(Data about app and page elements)
---
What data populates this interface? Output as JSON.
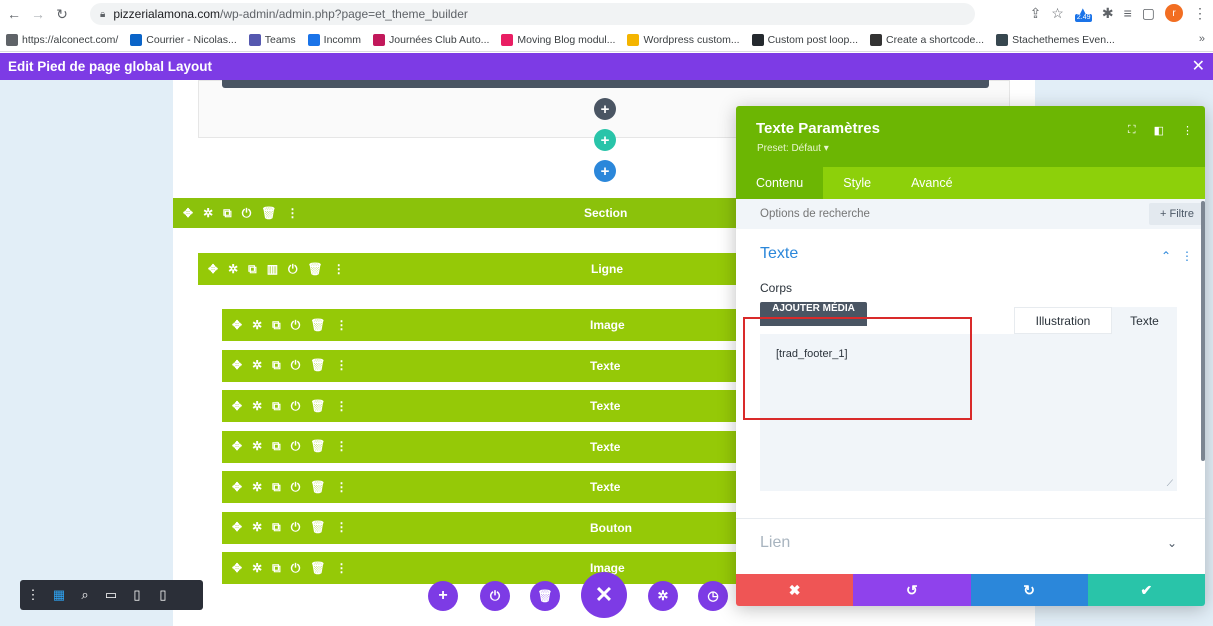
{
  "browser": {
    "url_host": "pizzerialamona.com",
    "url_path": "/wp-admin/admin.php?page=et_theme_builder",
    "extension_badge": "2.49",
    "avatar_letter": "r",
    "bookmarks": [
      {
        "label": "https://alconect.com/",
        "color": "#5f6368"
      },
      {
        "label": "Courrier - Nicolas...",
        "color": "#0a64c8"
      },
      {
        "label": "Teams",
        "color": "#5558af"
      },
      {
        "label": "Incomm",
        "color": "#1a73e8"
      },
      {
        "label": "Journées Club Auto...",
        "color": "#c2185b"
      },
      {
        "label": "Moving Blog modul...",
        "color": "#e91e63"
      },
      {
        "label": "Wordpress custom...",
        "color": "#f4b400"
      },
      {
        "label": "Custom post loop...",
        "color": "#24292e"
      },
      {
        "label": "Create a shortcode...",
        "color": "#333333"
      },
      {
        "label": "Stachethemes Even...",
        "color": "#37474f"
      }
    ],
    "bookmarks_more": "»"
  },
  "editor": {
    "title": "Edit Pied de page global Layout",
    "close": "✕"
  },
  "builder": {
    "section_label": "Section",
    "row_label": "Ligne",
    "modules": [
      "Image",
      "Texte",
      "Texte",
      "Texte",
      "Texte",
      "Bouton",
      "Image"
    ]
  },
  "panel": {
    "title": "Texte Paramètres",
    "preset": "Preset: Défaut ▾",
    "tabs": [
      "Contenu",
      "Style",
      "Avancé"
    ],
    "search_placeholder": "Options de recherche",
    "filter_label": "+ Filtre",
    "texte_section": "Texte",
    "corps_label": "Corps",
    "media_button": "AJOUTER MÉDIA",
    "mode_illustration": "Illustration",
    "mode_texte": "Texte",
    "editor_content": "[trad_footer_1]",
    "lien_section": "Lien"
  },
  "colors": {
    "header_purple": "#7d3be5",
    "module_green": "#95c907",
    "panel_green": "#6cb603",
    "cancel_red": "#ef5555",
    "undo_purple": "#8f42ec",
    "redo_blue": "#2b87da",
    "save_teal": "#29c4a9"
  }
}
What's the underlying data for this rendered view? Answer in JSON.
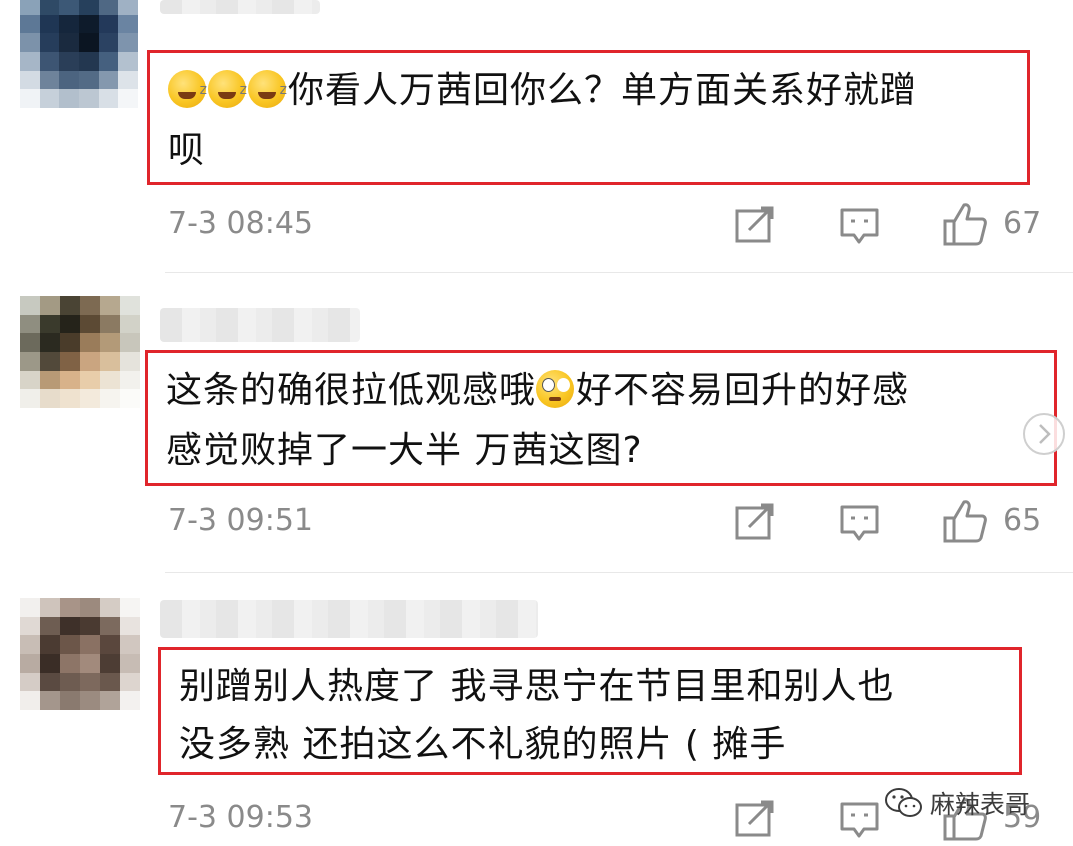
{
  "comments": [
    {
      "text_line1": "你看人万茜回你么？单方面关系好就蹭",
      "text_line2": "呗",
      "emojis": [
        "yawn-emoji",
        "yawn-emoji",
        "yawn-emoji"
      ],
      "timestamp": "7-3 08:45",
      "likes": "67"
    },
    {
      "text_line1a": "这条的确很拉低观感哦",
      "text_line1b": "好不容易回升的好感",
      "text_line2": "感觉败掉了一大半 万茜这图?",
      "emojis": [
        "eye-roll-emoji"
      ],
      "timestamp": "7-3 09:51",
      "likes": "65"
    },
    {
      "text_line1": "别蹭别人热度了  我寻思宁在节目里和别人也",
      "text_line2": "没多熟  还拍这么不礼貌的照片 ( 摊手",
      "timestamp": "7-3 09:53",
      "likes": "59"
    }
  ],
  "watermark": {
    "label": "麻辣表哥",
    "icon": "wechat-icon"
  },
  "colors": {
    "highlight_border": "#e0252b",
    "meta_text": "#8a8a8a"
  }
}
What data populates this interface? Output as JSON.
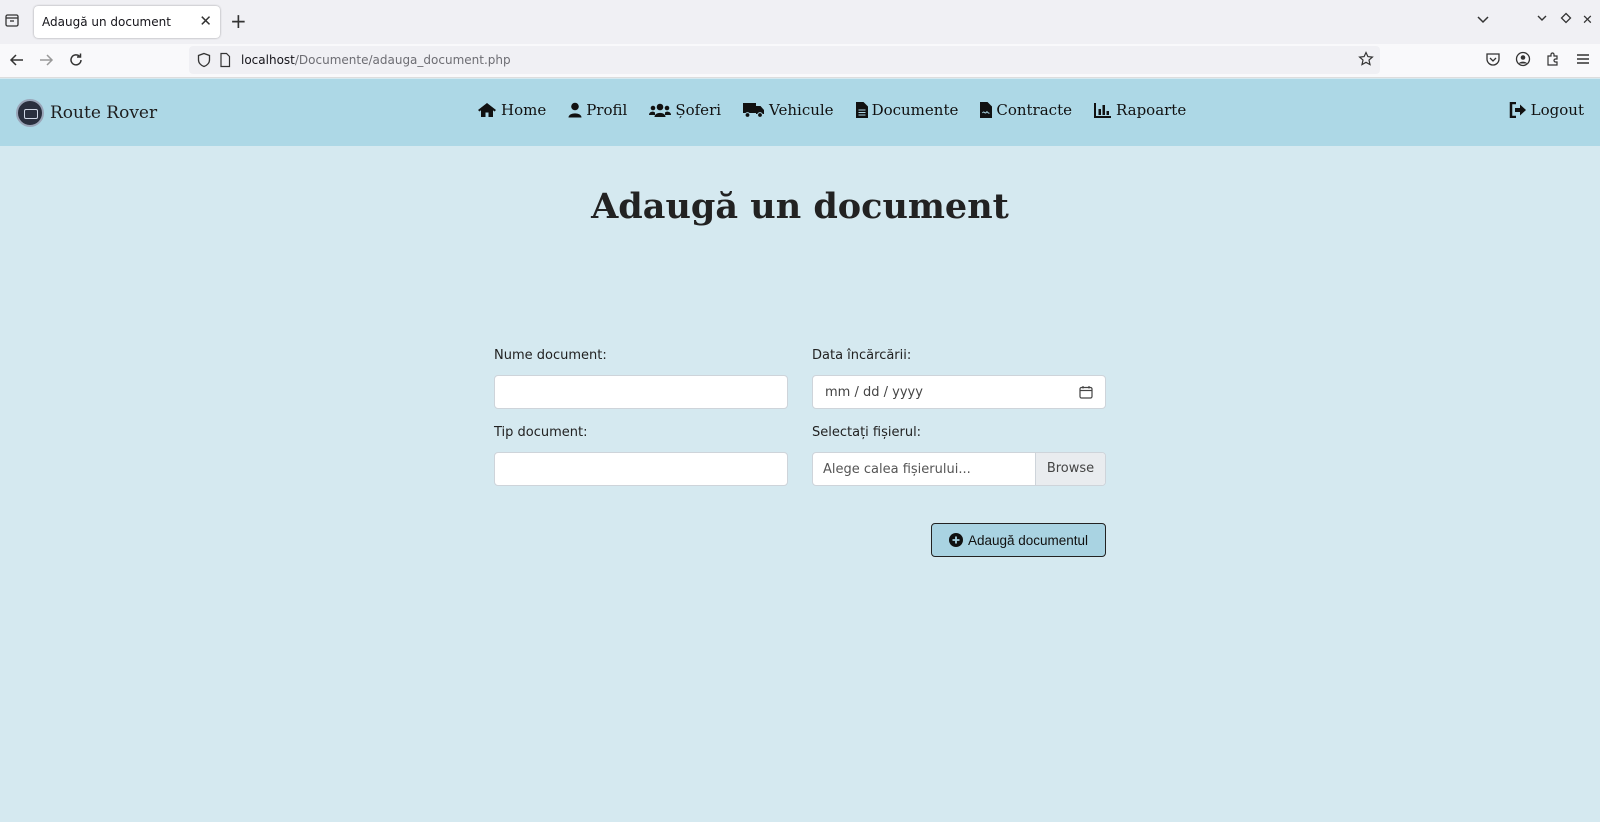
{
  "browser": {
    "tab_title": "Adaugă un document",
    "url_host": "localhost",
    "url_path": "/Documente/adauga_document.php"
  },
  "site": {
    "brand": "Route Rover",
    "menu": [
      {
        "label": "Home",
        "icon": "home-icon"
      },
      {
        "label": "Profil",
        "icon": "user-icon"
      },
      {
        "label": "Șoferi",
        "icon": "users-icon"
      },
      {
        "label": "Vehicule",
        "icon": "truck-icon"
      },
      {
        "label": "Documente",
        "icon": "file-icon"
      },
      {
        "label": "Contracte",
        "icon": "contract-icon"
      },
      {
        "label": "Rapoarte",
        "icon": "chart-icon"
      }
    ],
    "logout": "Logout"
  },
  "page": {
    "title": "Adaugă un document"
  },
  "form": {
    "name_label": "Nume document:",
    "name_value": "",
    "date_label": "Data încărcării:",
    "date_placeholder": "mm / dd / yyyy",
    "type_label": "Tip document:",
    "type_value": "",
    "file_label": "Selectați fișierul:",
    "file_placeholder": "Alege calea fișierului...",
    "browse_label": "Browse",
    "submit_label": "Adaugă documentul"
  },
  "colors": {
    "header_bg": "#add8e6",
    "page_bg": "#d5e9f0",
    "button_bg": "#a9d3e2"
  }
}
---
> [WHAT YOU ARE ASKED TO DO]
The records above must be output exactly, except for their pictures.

> [ANSWER TO THIS PROBLEM]
What data populates this interface? Output as JSON.
{
  "browser": {
    "url_host": "pizzerialamona.com",
    "url_path": "/wp-admin/admin.php?page=et_theme_builder",
    "extension_badge": "2.49",
    "avatar_letter": "r",
    "bookmarks": [
      {
        "label": "https://alconect.com/",
        "color": "#5f6368"
      },
      {
        "label": "Courrier - Nicolas...",
        "color": "#0a64c8"
      },
      {
        "label": "Teams",
        "color": "#5558af"
      },
      {
        "label": "Incomm",
        "color": "#1a73e8"
      },
      {
        "label": "Journées Club Auto...",
        "color": "#c2185b"
      },
      {
        "label": "Moving Blog modul...",
        "color": "#e91e63"
      },
      {
        "label": "Wordpress custom...",
        "color": "#f4b400"
      },
      {
        "label": "Custom post loop...",
        "color": "#24292e"
      },
      {
        "label": "Create a shortcode...",
        "color": "#333333"
      },
      {
        "label": "Stachethemes Even...",
        "color": "#37474f"
      }
    ],
    "bookmarks_more": "»"
  },
  "editor": {
    "title": "Edit Pied de page global Layout",
    "close": "✕"
  },
  "builder": {
    "section_label": "Section",
    "row_label": "Ligne",
    "modules": [
      "Image",
      "Texte",
      "Texte",
      "Texte",
      "Texte",
      "Bouton",
      "Image"
    ]
  },
  "panel": {
    "title": "Texte Paramètres",
    "preset": "Preset: Défaut ▾",
    "tabs": [
      "Contenu",
      "Style",
      "Avancé"
    ],
    "search_placeholder": "Options de recherche",
    "filter_label": "+ Filtre",
    "texte_section": "Texte",
    "corps_label": "Corps",
    "media_button": "AJOUTER MÉDIA",
    "mode_illustration": "Illustration",
    "mode_texte": "Texte",
    "editor_content": "[trad_footer_1]",
    "lien_section": "Lien"
  },
  "colors": {
    "header_purple": "#7d3be5",
    "module_green": "#95c907",
    "panel_green": "#6cb603",
    "cancel_red": "#ef5555",
    "undo_purple": "#8f42ec",
    "redo_blue": "#2b87da",
    "save_teal": "#29c4a9"
  }
}
What's the underlying data for this rendered view? Answer in JSON.
{
  "comments": [
    {
      "text_line1": "你看人万茜回你么？单方面关系好就蹭",
      "text_line2": "呗",
      "emojis": [
        "yawn-emoji",
        "yawn-emoji",
        "yawn-emoji"
      ],
      "timestamp": "7-3 08:45",
      "likes": "67"
    },
    {
      "text_line1a": "这条的确很拉低观感哦",
      "text_line1b": "好不容易回升的好感",
      "text_line2": "感觉败掉了一大半 万茜这图?",
      "emojis": [
        "eye-roll-emoji"
      ],
      "timestamp": "7-3 09:51",
      "likes": "65"
    },
    {
      "text_line1": "别蹭别人热度了  我寻思宁在节目里和别人也",
      "text_line2": "没多熟  还拍这么不礼貌的照片 ( 摊手",
      "timestamp": "7-3 09:53",
      "likes": "59"
    }
  ],
  "watermark": {
    "label": "麻辣表哥",
    "icon": "wechat-icon"
  },
  "colors": {
    "highlight_border": "#e0252b",
    "meta_text": "#8a8a8a"
  }
}
What data populates this interface? Output as JSON.
{
  "browser": {
    "tab_title": "Adaugă un document",
    "url_host": "localhost",
    "url_path": "/Documente/adauga_document.php"
  },
  "site": {
    "brand": "Route Rover",
    "menu": [
      {
        "label": "Home",
        "icon": "home-icon"
      },
      {
        "label": "Profil",
        "icon": "user-icon"
      },
      {
        "label": "Șoferi",
        "icon": "users-icon"
      },
      {
        "label": "Vehicule",
        "icon": "truck-icon"
      },
      {
        "label": "Documente",
        "icon": "file-icon"
      },
      {
        "label": "Contracte",
        "icon": "contract-icon"
      },
      {
        "label": "Rapoarte",
        "icon": "chart-icon"
      }
    ],
    "logout": "Logout"
  },
  "page": {
    "title": "Adaugă un document"
  },
  "form": {
    "name_label": "Nume document:",
    "name_value": "",
    "date_label": "Data încărcării:",
    "date_placeholder": "mm / dd / yyyy",
    "type_label": "Tip document:",
    "type_value": "",
    "file_label": "Selectați fișierul:",
    "file_placeholder": "Alege calea fișierului...",
    "browse_label": "Browse",
    "submit_label": "Adaugă documentul"
  },
  "colors": {
    "header_bg": "#add8e6",
    "page_bg": "#d5e9f0",
    "button_bg": "#a9d3e2"
  }
}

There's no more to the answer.